Separately, Oasis Paper, the U.S. distributors of the controversial tissue, has now said it will cut ties with APP and "branded retail tissue products will be made from FSC-certified base paper sourced domestically." That's interesting for two reasons. First, it's a flip flop: the CEO of Oasis initially responded by saying that "[c]alls to action against Indonesian products, especially without verified claims, are unconstructive." Second, until recently, APP was the company's primary supplier, and the only named supplier on its website. Oasis is privately held. Activists including Rolf Skar, a San Francisco based campaigner with Greenpeace, argue the circumstances suggest that Oasis and APP have a very close relationship. Well, until now. "It's almost like APP is breaking up with itself," says Skar.

Together, these campaigns and their results suggest that companies perceive a growing ethos about rainforest protection among consumers. Which means they're either embracing those values, or trying to look like they do. Either way, the non-governmental organizations campaigning about these issues perceive that as a victory.

[UPDATE, 4:00 PM: So, something's most likely changing at National Geographic, but it may or may not be due to a campaign by Greenpeace. Check out National Geographic's fact sheet about its sustainable business practices, among other things. It pre-existed the Greenpeace campaign. However, National Geographic has not offered an explanation for its achievement in the Sinar Mas Print Awards; a book about birding very clearly has National Geographic on the cover, and the Sinar Mas Print Award website very clearly says books must be printed on Sinar Mas paper to qualify for the awards. That's just part of the evidence Greenpeace relied on for its assertions about Nat Geo, and the book award from Sinar Mas came in 2010. If National Geographic is now saying it will not source from APP, that IS a change, and one made since the Greenpeace campaign started. I suspect what's happening is that National Geographic is tightening up its supply chains, and I know this is getting murky quick.

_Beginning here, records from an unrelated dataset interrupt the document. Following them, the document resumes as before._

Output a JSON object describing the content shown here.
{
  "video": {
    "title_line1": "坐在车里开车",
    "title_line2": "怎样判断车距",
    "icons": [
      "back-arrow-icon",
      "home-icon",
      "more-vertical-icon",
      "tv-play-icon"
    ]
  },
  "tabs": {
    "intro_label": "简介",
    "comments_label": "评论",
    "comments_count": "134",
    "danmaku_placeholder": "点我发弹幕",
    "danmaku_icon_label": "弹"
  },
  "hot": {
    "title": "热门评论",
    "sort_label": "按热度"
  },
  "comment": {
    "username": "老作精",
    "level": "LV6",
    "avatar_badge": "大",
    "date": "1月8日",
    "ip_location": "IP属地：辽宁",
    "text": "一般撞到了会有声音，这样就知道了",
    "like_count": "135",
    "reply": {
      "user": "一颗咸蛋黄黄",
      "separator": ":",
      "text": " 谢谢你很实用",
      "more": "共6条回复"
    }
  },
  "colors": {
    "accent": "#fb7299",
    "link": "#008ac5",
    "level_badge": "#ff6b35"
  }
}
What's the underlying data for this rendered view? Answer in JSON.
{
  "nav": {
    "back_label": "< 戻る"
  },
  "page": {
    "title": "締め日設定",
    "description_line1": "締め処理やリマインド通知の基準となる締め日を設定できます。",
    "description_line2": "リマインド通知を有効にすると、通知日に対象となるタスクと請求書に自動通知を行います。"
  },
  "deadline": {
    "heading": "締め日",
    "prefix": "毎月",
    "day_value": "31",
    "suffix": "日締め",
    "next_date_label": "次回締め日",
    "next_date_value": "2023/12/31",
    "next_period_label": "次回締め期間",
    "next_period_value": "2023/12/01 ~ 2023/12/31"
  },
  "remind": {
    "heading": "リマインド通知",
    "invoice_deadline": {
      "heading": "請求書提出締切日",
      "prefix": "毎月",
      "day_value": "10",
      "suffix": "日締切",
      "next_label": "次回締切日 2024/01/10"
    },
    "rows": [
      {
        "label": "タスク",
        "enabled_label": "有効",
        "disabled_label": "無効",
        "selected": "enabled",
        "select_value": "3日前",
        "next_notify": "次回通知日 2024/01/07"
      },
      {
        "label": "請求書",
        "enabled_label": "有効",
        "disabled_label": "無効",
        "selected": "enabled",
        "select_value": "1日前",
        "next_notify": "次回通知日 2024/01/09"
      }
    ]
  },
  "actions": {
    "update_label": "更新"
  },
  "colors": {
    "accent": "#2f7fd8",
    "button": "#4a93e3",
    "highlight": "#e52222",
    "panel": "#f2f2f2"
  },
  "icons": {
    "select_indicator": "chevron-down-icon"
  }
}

But I think my original thesis holds up, which is that companies with presences in the US are increasingly sensitive to the optics around rainforest policies, at a minimum, and sometimes the policies themselves.]